■ PROBLEM TO SOLVE:
Your answer should be every line of the entries that has the string "Yoga" in it.
++++++++
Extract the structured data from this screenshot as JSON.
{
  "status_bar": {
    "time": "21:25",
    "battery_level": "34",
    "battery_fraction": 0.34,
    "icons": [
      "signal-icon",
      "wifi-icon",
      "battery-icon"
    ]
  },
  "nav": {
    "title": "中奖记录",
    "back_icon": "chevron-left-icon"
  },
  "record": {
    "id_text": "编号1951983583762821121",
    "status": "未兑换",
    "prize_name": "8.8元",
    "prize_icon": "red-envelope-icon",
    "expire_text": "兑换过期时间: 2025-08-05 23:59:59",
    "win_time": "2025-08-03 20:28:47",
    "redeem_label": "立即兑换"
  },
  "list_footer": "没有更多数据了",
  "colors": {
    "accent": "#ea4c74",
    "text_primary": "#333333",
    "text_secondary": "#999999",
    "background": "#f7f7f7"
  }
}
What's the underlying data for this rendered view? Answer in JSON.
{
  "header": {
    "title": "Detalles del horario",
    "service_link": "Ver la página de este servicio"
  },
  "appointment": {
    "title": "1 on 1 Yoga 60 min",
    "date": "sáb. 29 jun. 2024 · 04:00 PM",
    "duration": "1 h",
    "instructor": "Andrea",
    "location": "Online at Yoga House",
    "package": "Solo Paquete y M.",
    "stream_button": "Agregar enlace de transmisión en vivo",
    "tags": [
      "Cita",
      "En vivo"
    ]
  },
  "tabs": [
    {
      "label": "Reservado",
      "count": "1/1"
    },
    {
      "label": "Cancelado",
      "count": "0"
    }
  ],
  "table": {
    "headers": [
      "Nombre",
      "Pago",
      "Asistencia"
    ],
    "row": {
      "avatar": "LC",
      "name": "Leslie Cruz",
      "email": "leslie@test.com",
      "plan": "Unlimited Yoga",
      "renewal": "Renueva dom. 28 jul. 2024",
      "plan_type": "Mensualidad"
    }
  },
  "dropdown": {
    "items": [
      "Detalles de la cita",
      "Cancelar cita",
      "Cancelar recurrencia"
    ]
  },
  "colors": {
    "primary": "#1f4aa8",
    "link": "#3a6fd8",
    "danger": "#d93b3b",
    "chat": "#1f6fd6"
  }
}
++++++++
■ SOLVED EXERCISE:
    "title": "1 on 1 Yoga 60 min",
    "location": "Online at Yoga House",
      "plan": "Unlimited Yoga",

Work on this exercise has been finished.